AVAILABLE RECORDS Block Start

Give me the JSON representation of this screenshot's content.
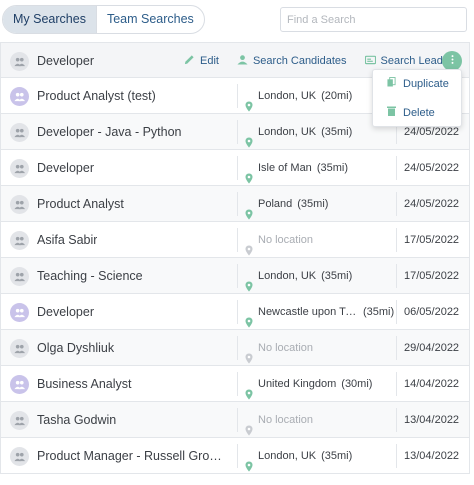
{
  "tabs": [
    {
      "label": "My Searches",
      "active": true
    },
    {
      "label": "Team Searches",
      "active": false
    }
  ],
  "search": {
    "placeholder": "Find a Search",
    "value": ""
  },
  "header_row": {
    "name": "Developer",
    "actions": [
      {
        "label": "Edit",
        "icon": "pencil-icon"
      },
      {
        "label": "Search Candidates",
        "icon": "candidates-icon"
      },
      {
        "label": "Search Leads",
        "icon": "leads-icon"
      }
    ],
    "more_icon": "more-vertical-icon"
  },
  "dropdown": {
    "items": [
      {
        "label": "Duplicate",
        "icon": "duplicate-icon"
      },
      {
        "label": "Delete",
        "icon": "trash-icon"
      }
    ]
  },
  "rows": [
    {
      "name": "Product Analyst (test)",
      "location": "London, UK",
      "radius": "(20mi)",
      "date": "",
      "team": true
    },
    {
      "name": "Developer - Java - Python",
      "location": "London, UK",
      "radius": "(35mi)",
      "date": "24/05/2022",
      "team": false
    },
    {
      "name": "Developer",
      "location": "Isle of Man",
      "radius": "(35mi)",
      "date": "24/05/2022",
      "team": false
    },
    {
      "name": "Product Analyst",
      "location": "Poland",
      "radius": "(35mi)",
      "date": "24/05/2022",
      "team": false
    },
    {
      "name": "Asifa Sabir",
      "location": "No location",
      "radius": "",
      "date": "17/05/2022",
      "team": false,
      "empty": true
    },
    {
      "name": "Teaching - Science",
      "location": "London, UK",
      "radius": "(35mi)",
      "date": "17/05/2022",
      "team": false
    },
    {
      "name": "Developer",
      "location": "Newcastle upon Tyne, UK",
      "radius": "(35mi)",
      "date": "06/05/2022",
      "team": true
    },
    {
      "name": "Olga Dyshliuk",
      "location": "No location",
      "radius": "",
      "date": "29/04/2022",
      "team": false,
      "empty": true
    },
    {
      "name": "Business Analyst",
      "location": "United Kingdom",
      "radius": "(30mi)",
      "date": "14/04/2022",
      "team": true
    },
    {
      "name": "Tasha Godwin",
      "location": "No location",
      "radius": "",
      "date": "13/04/2022",
      "team": false,
      "empty": true
    },
    {
      "name": "Product Manager - Russell Group University",
      "location": "London, UK",
      "radius": "(35mi)",
      "date": "13/04/2022",
      "team": false
    }
  ],
  "colors": {
    "accent": "#2d5d8a",
    "pin": "#7cc4a4",
    "team_avatar": "#c9c3ea",
    "user_avatar": "#e2e4e8"
  }
}
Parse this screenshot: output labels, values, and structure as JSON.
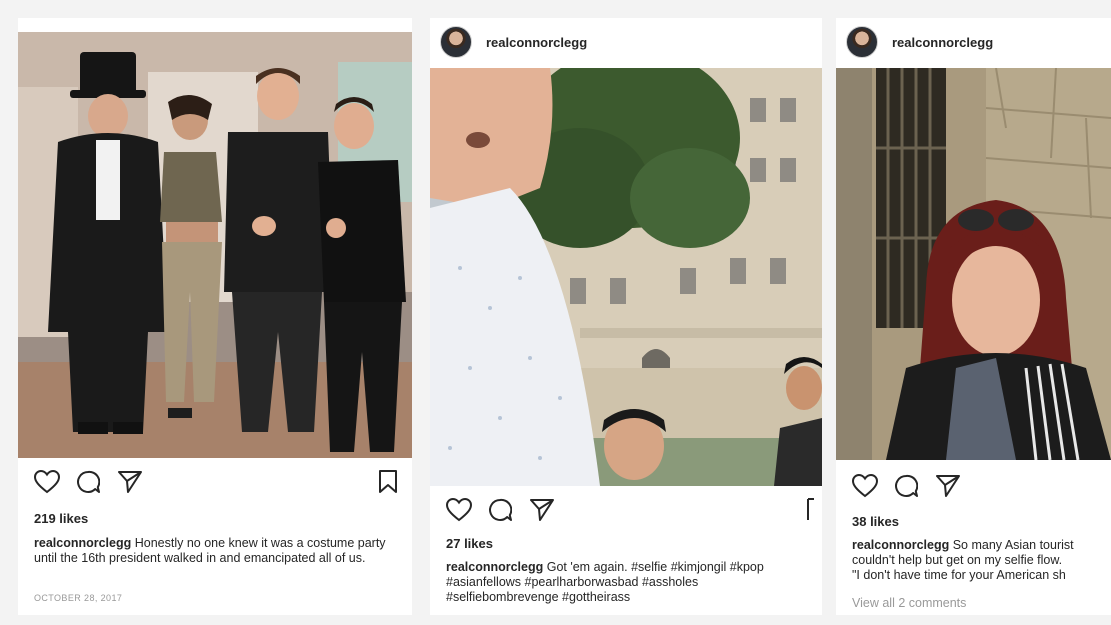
{
  "posts": [
    {
      "likes": "219 likes",
      "caption_user": "realconnorclegg",
      "caption_text": " Honestly no one knew it was a costume party until the 16th president walked in and emancipated all of us.",
      "date": "OCTOBER 28, 2017"
    },
    {
      "username": "realconnorclegg",
      "likes": "27 likes",
      "caption_user": "realconnorclegg",
      "caption_text": " Got 'em again. #selfie #kimjongil #kpop #asianfellows #pearlharborwasbad #assholes #selfiebombrevenge #gottheirass"
    },
    {
      "username": "realconnorclegg",
      "likes": "38 likes",
      "caption_user": "realconnorclegg",
      "caption_line1": " So many Asian tourist",
      "caption_line2": "couldn't help but get on my selfie flow.",
      "caption_line3": "\"I don't have time for your American sh",
      "comments_link": "View all 2 comments"
    }
  ],
  "icons": {
    "like": "heart-icon",
    "comment": "comment-icon",
    "share": "paper-plane-icon",
    "save": "bookmark-icon"
  }
}
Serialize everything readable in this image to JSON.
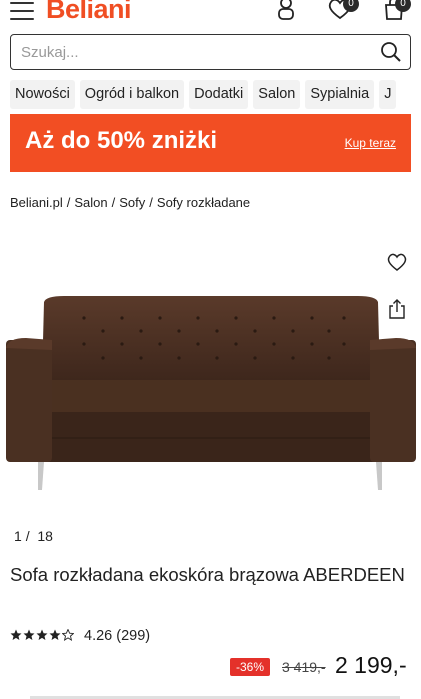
{
  "header": {
    "logo": "Beliani",
    "wishlist_count": "0",
    "cart_count": "0",
    "icons": [
      "menu-icon",
      "user-icon",
      "heart-icon",
      "bag-icon"
    ]
  },
  "search": {
    "placeholder": "Szukaj..."
  },
  "categories": [
    "Nowości",
    "Ogród i balkon",
    "Dodatki",
    "Salon",
    "Sypialnia",
    "J"
  ],
  "banner": {
    "text": "Aż do 50% zniżki",
    "link": "Kup teraz",
    "color": "#f24e23"
  },
  "breadcrumb": [
    "Beliani.pl",
    "Salon",
    "Sofy",
    "Sofy rozkładane"
  ],
  "gallery": {
    "current": "1",
    "separator": "/",
    "total": "18"
  },
  "product": {
    "title": "Sofa rozkładana ekoskóra brązowa ABERDEEN",
    "rating_value": 4.26,
    "rating": "4.26",
    "reviews": "(299)",
    "discount": "-36%",
    "old_price": "3 419,-",
    "price": "2 199,-"
  }
}
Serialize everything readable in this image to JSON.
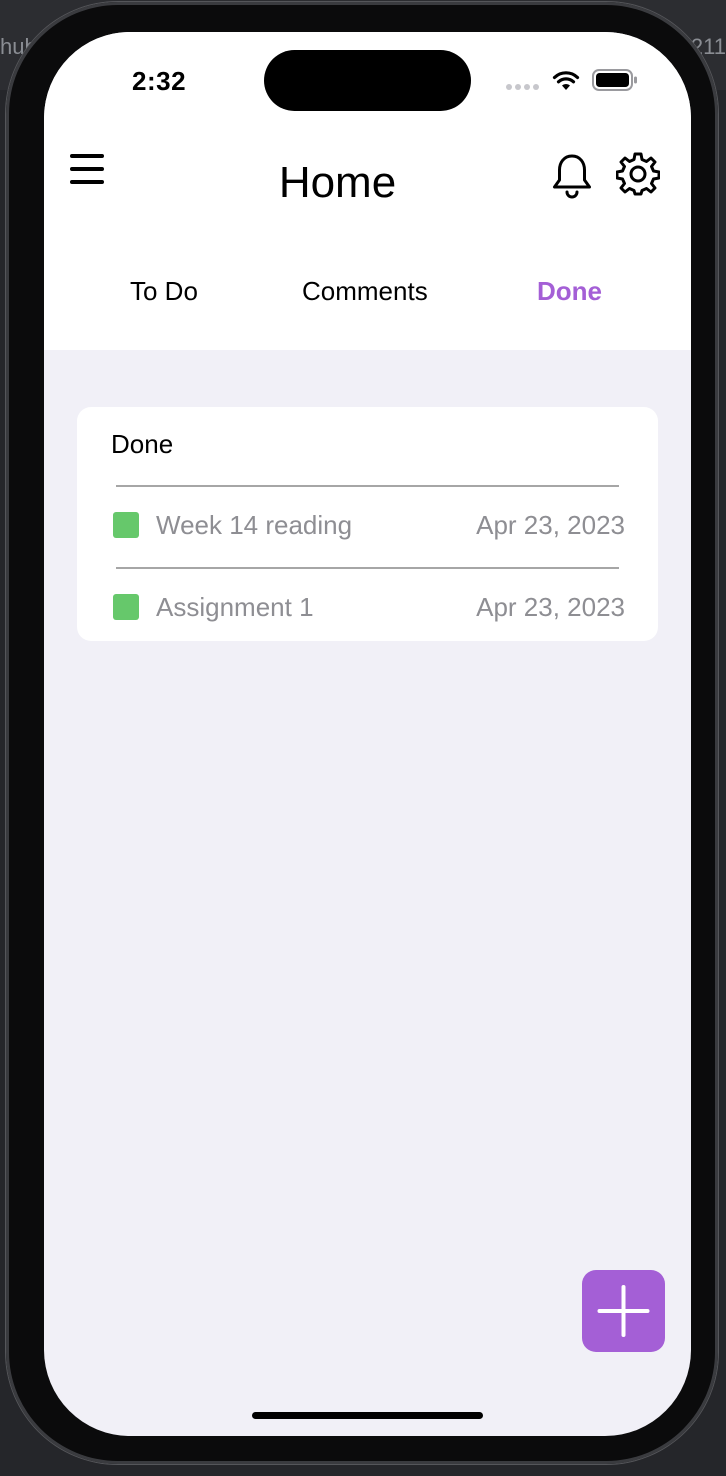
{
  "background": {
    "left_fragment": "hub",
    "right_fragment": "211"
  },
  "status_bar": {
    "time": "2:32",
    "icons": [
      "cellular-signal-icon",
      "wifi-icon",
      "battery-icon"
    ]
  },
  "header": {
    "title": "Home",
    "icons": [
      "menu-icon",
      "bell-icon",
      "gear-icon"
    ]
  },
  "tabs": [
    {
      "label": "To Do",
      "active": false
    },
    {
      "label": "Comments",
      "active": false
    },
    {
      "label": "Done",
      "active": true
    }
  ],
  "card": {
    "title": "Done",
    "items": [
      {
        "name": "Week 14 reading",
        "date": "Apr 23, 2023",
        "status_color": "#66c86b"
      },
      {
        "name": "Assignment 1",
        "date": "Apr 23, 2023",
        "status_color": "#66c86b"
      }
    ]
  },
  "fab": {
    "icon": "plus-icon"
  },
  "colors": {
    "accent": "#a45fd6",
    "done_green": "#66c86b",
    "screen_background": "#f1f0f7",
    "muted_text": "#8e8e93"
  }
}
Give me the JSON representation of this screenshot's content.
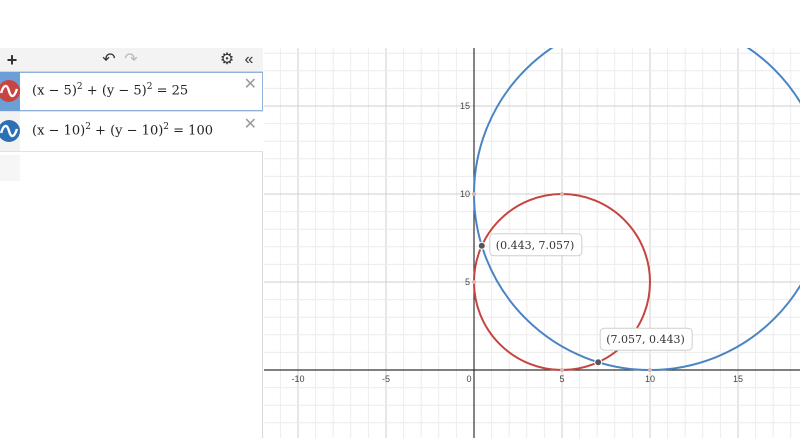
{
  "toolbar": {
    "add_label": "+",
    "undo_label": "↶",
    "redo_label": "↷",
    "settings_label": "⚙",
    "collapse_label": "«"
  },
  "expressions": [
    {
      "lhs1": "(x − 5)",
      "exp1": "2",
      "plus": " + ",
      "lhs2": "(y − 5)",
      "exp2": "2",
      "rhs": " = 25",
      "color": "#c74440",
      "icon": "wave-icon",
      "close": "✕"
    },
    {
      "lhs1": "(x − 10)",
      "exp1": "2",
      "plus": " + ",
      "lhs2": "(y − 10)",
      "exp2": "2",
      "rhs": " = 100",
      "color": "#2d70b3",
      "icon": "wave-icon",
      "close": "✕"
    }
  ],
  "graph": {
    "x_ticks": [
      "-10",
      "-5",
      "0",
      "5",
      "10",
      "15"
    ],
    "y_ticks": [
      "5",
      "10",
      "15"
    ],
    "circles": [
      {
        "h": 5,
        "k": 5,
        "r": 5,
        "color": "#c74440"
      },
      {
        "h": 10,
        "k": 10,
        "r": 10,
        "color": "#4a84c4"
      }
    ],
    "intersections": [
      {
        "x": 0.443,
        "y": 7.057,
        "label": "(0.443, 7.057)"
      },
      {
        "x": 7.057,
        "y": 0.443,
        "label": "(7.057, 0.443)"
      }
    ]
  }
}
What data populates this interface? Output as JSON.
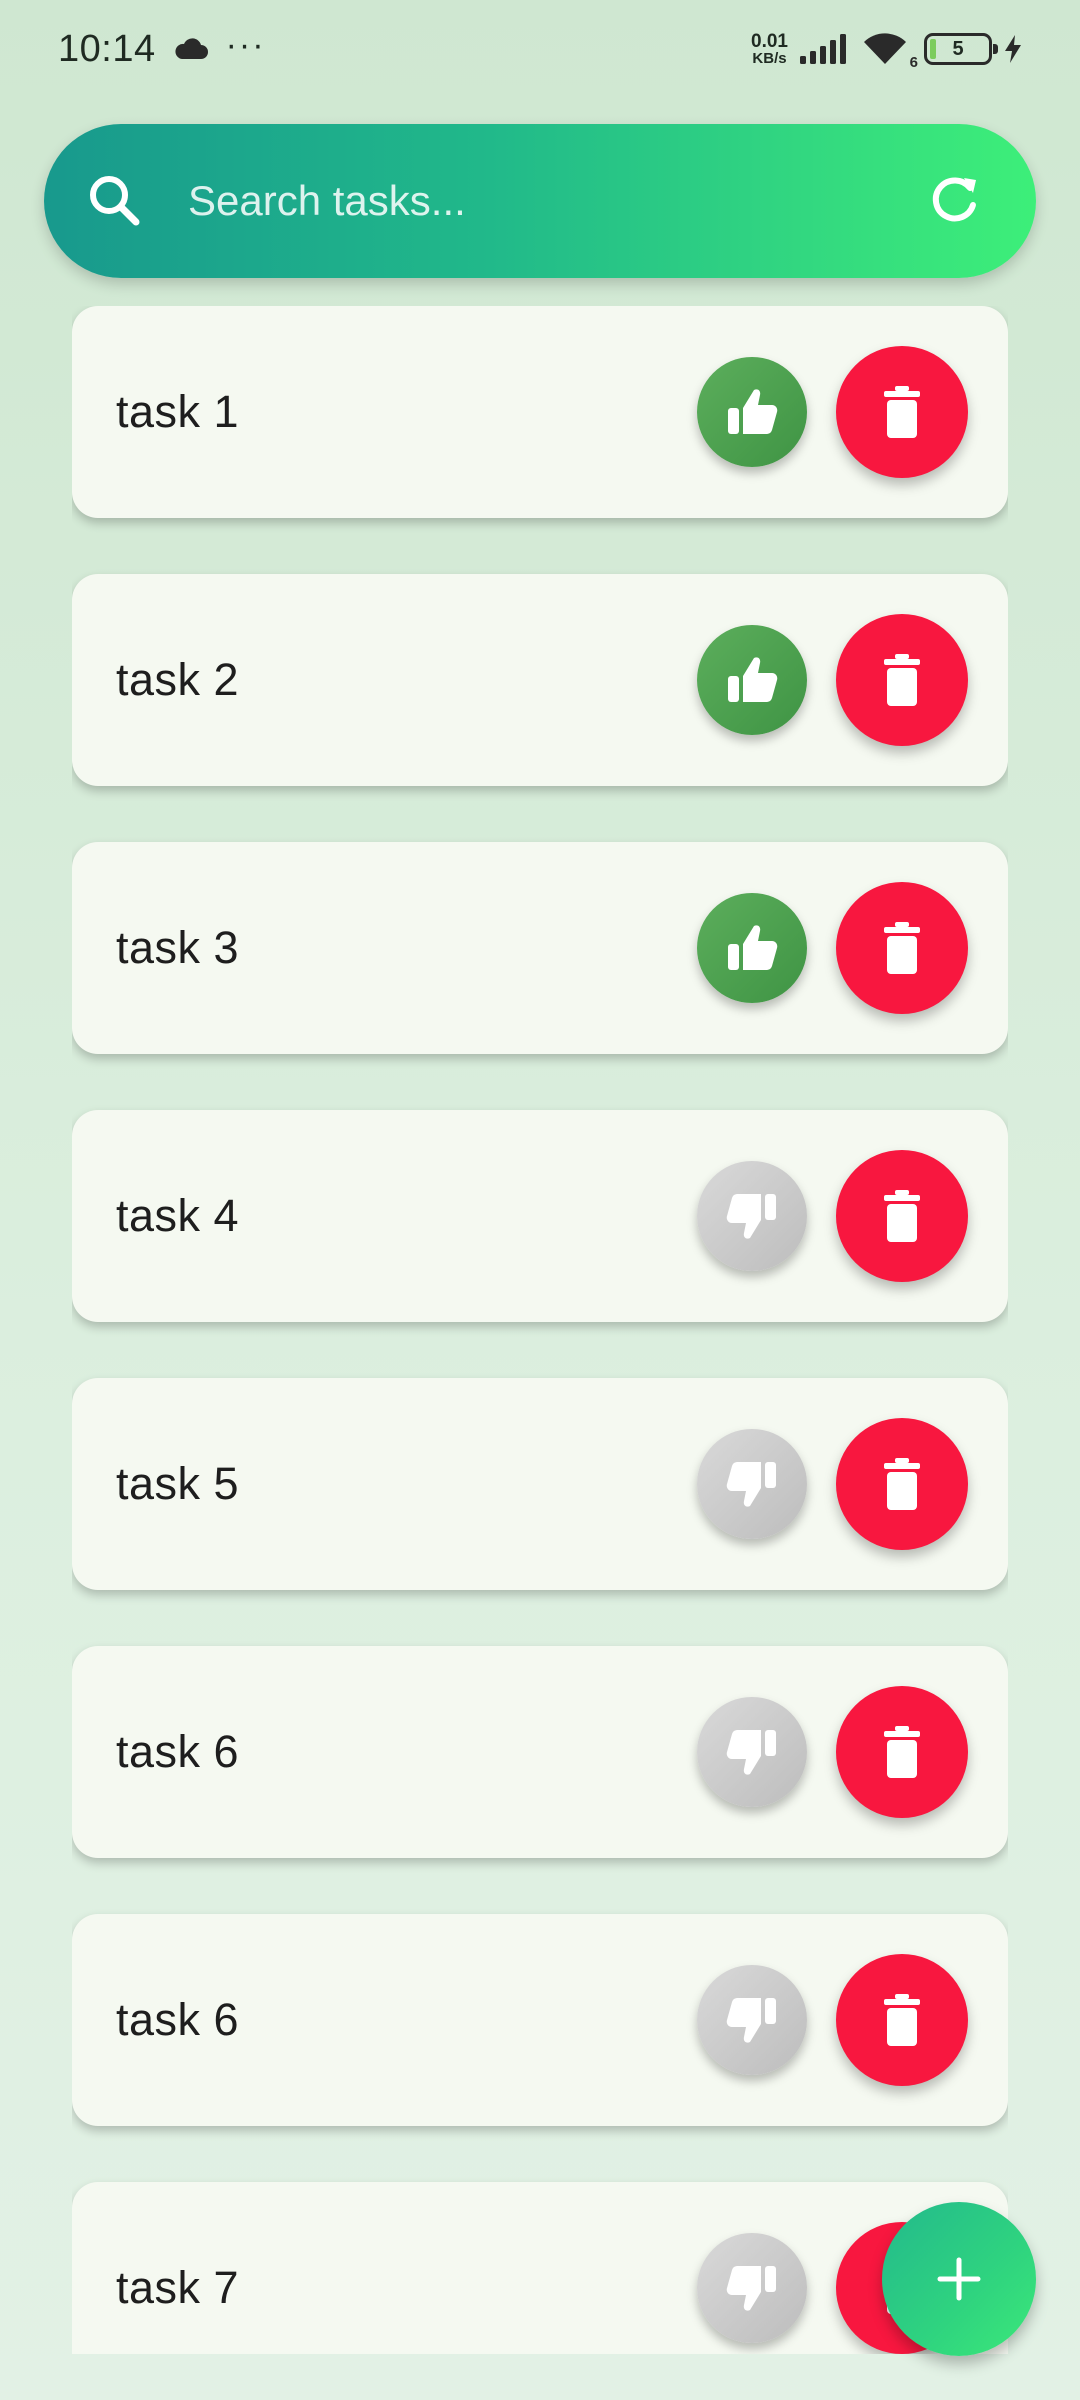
{
  "status_bar": {
    "time": "10:14",
    "more": "···",
    "net_speed_value": "0.01",
    "net_speed_unit": "KB/s",
    "wifi_badge": "6",
    "battery_level": "5"
  },
  "search": {
    "placeholder": "Search tasks...",
    "icon": "search-icon",
    "action_icon": "refresh-icon"
  },
  "tasks": [
    {
      "title": "task 1",
      "vote": "thumbs-up"
    },
    {
      "title": "task 2",
      "vote": "thumbs-up"
    },
    {
      "title": "task 3",
      "vote": "thumbs-up"
    },
    {
      "title": "task 4",
      "vote": "thumbs-down"
    },
    {
      "title": "task 5",
      "vote": "thumbs-down"
    },
    {
      "title": "task 6",
      "vote": "thumbs-down"
    },
    {
      "title": "task 6",
      "vote": "thumbs-down"
    },
    {
      "title": "task 7",
      "vote": "thumbs-down"
    }
  ],
  "fab": {
    "icon": "plus-icon"
  },
  "colors": {
    "search_gradient_start": "#18998d",
    "search_gradient_end": "#3def79",
    "like_green": "#4caf50",
    "dislike_grey": "#c8c8c8",
    "delete_red": "#f8173f",
    "card_bg": "#f5f9f1",
    "page_bg": "#d4ead6"
  }
}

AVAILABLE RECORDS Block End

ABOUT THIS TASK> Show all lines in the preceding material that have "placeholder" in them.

WRITTEN SOLUTION>
    "placeholder": "Find a Search",
    "placeholder": "Szukaj..."
    "placeholder": "Search tasks...",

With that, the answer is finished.